It was about the turn of the century that a new social philosophy and a new code of morality, as it seemed, began to manifest itself all over the earth…. Sins had become crimes and now crimes were becoming illnesses; in other words whereas the police and judges had taken over from the clergy, the doctors and psychologists were now taking over from the police and judges (pp. 38-45).
Do you see his point? Society has taken sin out of the ethical-religious realm and transferred it to the physical-genetic realm. We no longer need preachers calling men to repent. Instead we need doctors and psychiatrists who can prescribe the right pill. As Menninger’s book demonstrates, our society desperately needs to recover a biblical concept of sin.
Even Believers Can Lose Sight of the Nature of Their Sin.
Even as believers, we still have that remaining tendency to excuse our sin—perhaps not on a doctrinal level but on a more practical level. On a doctrinal level, we sing with great conviction, “Amazing grace that saved a wretch like me.” We confess that “all our righteous deeds are but filthy rags.”
However, when a brother takes us aside after the service to address some particular sin in our life, then our theology seems to change! All of a sudden, we’re not so wretched after all. On a more practical and personal level, we tend to view our sin too lightly. We tend to find excuses to minimize it. For this reason, we need to go back to Scripture and occasionally remind ourselves of how God’s word depicts our sin.
The Better We Understand Our Sin the More We’ll Appreciate God’s Grace.
Why did most of religious leaders of Jesus’ day fail to recognize Him as their Messiah and Savior? There are many ways we might answer that question. But one way we might answer it is to say that the Pharisees rejected Christ because they did not see the true nature of their own sin.
When Jesus tried to convince them of their spiritual “blindness,” they assured him that they could see. Therefore, Jesus said to them, “If you were blind, you would have no sin; but now you say, ‘We see.’ Therefore, your sin remains” (John 9:41). In other words, they did not experience the power of cleansed heart because they did not think their heart needed to be cleansed.

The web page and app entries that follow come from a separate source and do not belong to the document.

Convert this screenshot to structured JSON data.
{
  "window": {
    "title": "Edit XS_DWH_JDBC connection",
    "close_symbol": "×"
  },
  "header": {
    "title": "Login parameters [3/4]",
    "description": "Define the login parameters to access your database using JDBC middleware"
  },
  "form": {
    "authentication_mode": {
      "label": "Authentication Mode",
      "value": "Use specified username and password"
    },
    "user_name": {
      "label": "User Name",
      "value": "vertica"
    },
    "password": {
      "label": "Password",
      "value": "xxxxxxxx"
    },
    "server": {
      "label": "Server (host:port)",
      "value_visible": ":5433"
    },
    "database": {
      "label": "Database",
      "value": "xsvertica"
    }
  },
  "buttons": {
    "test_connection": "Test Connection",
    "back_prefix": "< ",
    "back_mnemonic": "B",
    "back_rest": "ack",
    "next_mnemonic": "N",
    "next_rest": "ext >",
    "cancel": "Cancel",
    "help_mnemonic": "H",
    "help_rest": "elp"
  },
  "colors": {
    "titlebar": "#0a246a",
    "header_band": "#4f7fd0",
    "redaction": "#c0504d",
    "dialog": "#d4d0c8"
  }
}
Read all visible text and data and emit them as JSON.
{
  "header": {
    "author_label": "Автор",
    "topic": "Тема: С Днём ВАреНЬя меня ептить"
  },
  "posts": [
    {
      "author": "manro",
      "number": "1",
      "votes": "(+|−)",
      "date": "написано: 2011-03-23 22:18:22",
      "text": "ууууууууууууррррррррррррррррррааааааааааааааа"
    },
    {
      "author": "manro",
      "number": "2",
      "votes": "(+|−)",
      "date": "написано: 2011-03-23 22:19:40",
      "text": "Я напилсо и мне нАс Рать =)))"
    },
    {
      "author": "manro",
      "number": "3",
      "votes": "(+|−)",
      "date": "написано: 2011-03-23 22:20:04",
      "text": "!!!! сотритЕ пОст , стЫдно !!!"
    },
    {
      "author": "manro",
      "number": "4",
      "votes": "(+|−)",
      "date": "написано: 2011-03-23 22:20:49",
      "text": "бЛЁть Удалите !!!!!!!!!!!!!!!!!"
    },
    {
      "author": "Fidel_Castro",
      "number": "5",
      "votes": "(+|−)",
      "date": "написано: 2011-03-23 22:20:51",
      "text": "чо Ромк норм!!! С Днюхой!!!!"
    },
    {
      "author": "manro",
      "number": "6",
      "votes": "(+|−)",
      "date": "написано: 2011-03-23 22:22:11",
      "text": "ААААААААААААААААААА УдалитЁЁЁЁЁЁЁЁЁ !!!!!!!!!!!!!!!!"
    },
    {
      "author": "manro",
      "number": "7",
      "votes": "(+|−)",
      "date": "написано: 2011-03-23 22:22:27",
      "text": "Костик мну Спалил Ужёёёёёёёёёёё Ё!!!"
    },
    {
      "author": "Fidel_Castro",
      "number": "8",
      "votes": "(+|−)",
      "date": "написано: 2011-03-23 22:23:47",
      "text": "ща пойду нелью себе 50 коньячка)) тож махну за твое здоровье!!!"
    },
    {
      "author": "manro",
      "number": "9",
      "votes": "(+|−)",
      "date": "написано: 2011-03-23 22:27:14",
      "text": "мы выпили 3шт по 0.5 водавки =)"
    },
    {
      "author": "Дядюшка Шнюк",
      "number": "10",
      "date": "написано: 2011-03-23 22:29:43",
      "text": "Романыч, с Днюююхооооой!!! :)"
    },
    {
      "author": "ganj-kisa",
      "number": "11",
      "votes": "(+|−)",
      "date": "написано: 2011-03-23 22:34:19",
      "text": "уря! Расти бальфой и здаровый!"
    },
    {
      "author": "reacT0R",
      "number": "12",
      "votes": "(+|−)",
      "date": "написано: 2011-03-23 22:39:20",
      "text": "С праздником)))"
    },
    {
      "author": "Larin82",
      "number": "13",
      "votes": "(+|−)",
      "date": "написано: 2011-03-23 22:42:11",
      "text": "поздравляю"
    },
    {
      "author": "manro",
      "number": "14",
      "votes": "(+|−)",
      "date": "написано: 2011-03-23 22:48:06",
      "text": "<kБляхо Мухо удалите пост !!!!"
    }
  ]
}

So it is with you and me. We will never appreciate God’s grace in the gospel until we first appreciate our desperate need for God’s grace in the gospel. The more we appreciate the nature and gravity of our sin the more glorious and attractive will be the grace offered to us in the gospel of Jesus Christ.
These are some reasons we should contemplate our moral and spiritual corruption. In a subsequent series, we’ll consider some biblical perspectives on the nature of sin.